Your goal:
Report every line below that holds the word "this".

====== Records to use ======

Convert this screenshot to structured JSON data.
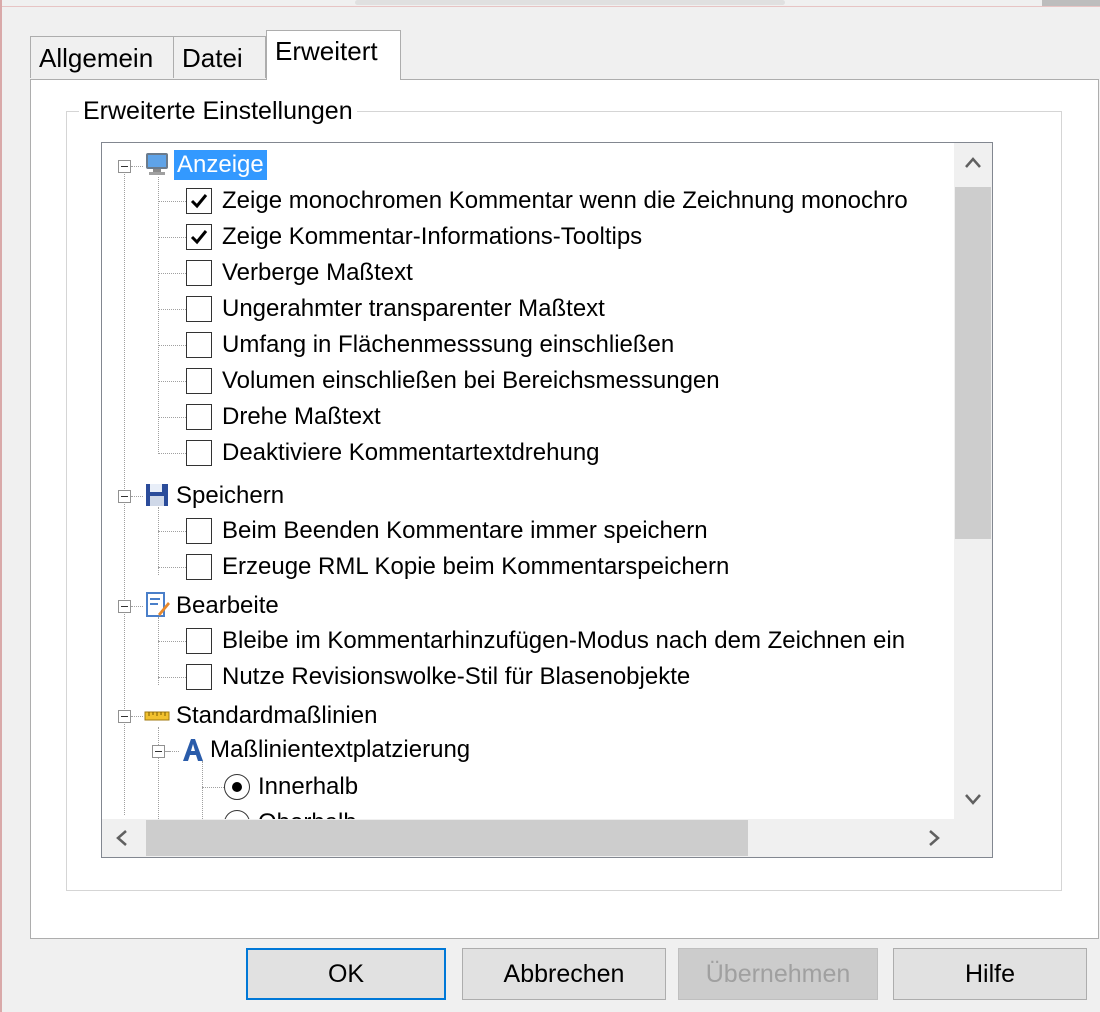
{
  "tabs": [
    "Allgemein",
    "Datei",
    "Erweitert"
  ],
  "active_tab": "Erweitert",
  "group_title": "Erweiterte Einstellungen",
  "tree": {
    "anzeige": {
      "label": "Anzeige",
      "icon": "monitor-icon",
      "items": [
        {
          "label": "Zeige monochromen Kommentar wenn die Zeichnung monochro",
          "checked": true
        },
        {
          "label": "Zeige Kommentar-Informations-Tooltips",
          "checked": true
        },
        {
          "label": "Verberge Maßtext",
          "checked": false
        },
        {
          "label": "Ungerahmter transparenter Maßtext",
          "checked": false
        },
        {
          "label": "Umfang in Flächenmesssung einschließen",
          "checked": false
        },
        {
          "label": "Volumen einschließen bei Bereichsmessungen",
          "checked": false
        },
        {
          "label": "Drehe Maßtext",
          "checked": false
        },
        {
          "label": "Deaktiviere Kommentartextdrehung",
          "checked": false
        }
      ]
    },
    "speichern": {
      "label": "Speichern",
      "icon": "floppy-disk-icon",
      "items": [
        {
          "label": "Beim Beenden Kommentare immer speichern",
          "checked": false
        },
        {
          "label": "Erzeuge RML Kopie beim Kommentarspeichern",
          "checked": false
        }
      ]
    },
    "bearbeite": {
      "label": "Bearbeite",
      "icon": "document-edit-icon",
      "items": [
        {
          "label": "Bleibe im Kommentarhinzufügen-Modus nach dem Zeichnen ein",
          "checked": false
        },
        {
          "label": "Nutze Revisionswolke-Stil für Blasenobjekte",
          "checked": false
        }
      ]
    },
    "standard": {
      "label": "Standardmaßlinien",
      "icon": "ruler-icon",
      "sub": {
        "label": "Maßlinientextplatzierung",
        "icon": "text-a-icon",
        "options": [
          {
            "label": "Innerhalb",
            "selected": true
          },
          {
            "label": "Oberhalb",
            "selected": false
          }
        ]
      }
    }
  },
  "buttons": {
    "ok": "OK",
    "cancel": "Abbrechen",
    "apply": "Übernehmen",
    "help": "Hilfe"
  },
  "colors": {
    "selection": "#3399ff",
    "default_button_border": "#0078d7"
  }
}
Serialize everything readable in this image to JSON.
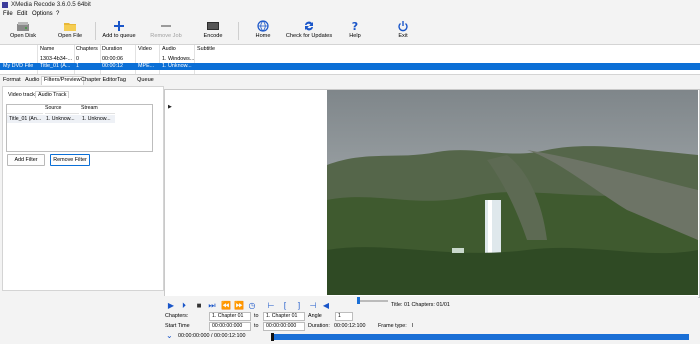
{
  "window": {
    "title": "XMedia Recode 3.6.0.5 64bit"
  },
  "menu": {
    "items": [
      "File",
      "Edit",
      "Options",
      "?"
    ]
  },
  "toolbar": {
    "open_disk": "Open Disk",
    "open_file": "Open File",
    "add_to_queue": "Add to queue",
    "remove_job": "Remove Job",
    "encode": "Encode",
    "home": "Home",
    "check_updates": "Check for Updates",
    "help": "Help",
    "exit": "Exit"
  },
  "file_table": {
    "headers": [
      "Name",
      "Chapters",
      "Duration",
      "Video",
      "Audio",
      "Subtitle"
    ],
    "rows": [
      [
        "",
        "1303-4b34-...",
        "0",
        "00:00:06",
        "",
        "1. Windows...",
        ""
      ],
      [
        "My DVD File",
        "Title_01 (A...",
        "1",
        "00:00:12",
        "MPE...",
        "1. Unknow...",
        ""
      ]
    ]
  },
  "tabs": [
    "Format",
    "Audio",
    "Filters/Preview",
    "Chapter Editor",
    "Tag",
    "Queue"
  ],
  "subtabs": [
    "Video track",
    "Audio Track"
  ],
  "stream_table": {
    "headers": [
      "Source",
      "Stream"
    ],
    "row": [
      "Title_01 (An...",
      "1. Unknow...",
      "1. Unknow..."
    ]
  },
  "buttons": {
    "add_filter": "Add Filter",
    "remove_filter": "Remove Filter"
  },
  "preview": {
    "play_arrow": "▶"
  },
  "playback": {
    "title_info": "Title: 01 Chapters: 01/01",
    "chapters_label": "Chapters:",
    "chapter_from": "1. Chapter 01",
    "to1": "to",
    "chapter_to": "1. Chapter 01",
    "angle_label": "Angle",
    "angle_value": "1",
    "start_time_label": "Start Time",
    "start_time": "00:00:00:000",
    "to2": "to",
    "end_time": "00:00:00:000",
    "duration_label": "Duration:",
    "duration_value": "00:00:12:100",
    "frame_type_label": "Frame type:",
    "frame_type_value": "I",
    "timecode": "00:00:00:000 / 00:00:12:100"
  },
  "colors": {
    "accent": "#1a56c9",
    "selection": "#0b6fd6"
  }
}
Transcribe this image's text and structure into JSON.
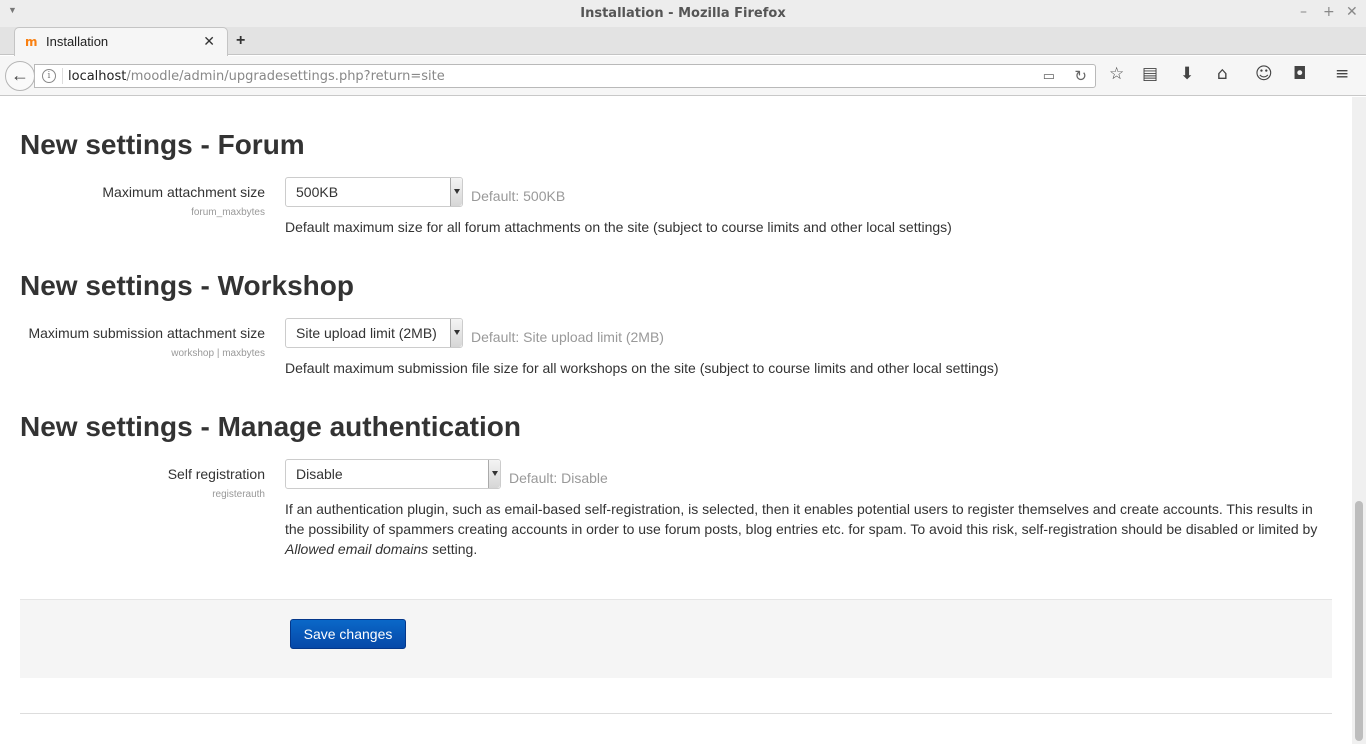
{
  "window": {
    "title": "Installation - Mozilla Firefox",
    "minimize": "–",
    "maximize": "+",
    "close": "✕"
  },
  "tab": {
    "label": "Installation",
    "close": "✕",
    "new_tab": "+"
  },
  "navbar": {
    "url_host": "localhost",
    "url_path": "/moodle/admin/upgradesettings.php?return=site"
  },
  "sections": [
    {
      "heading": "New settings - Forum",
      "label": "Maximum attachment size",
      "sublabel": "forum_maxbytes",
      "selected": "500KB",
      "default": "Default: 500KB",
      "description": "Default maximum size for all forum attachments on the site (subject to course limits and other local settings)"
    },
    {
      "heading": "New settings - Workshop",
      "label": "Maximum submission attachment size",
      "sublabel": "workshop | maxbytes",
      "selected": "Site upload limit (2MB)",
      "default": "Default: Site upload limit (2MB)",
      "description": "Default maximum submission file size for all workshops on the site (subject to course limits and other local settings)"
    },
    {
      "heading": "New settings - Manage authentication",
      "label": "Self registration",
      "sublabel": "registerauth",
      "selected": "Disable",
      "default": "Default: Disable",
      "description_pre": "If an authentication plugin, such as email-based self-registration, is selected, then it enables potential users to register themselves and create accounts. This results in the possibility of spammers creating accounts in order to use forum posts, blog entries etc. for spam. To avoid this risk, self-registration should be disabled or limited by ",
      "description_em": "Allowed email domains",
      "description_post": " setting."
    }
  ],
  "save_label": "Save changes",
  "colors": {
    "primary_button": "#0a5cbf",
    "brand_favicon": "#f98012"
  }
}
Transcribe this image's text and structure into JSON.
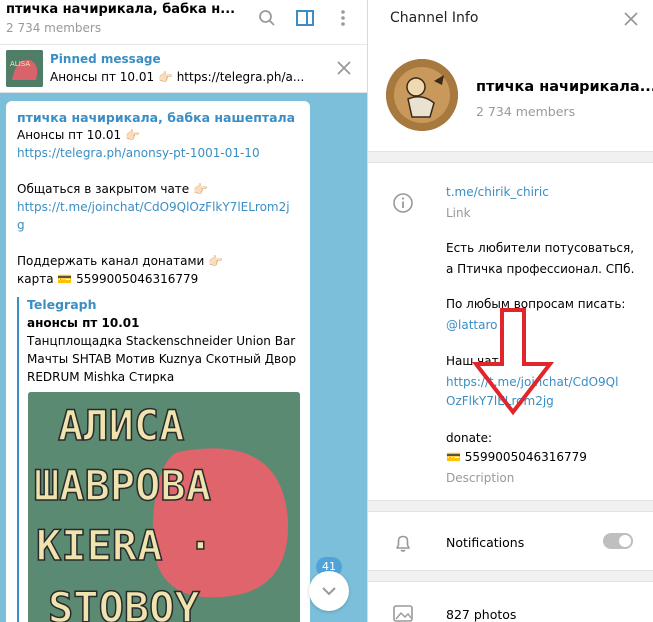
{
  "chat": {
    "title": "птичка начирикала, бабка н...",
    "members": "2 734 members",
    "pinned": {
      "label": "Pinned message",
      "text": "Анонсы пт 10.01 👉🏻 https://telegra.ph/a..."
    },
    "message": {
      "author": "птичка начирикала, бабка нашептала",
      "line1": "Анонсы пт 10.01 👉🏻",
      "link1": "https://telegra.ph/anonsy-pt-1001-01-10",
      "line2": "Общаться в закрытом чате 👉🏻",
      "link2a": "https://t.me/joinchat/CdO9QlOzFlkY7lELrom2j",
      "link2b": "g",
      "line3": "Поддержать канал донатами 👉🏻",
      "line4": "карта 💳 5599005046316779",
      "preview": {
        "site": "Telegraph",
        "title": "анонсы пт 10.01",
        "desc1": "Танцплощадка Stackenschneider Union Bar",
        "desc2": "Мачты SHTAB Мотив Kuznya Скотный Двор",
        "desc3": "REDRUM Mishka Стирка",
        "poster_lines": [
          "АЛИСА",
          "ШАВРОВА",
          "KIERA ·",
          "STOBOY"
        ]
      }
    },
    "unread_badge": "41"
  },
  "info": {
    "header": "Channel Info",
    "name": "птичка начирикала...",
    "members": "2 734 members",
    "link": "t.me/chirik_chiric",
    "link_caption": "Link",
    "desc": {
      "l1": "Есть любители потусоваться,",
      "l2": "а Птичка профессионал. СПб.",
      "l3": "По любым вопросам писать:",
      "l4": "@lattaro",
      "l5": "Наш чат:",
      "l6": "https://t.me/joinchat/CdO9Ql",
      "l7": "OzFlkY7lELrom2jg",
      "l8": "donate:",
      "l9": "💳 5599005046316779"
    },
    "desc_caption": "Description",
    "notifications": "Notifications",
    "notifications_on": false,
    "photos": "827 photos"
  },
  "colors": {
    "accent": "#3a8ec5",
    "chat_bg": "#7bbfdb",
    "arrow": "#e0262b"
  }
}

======

Task response:
Convert this screenshot to structured JSON data.
Serialize everything readable in this image to JSON.
Transcribe this image's text and structure into JSON.
      "description_pre": "If an authentication plugin, such as email-based self-registration, is selected, then it enables potential users to register themselves and create accounts. This results in the possibility of spammers creating accounts in order to use forum posts, blog entries etc. for spam. To avoid this risk, self-registration should be disabled or limited by ",
Transcribe this image's text and structure into JSON.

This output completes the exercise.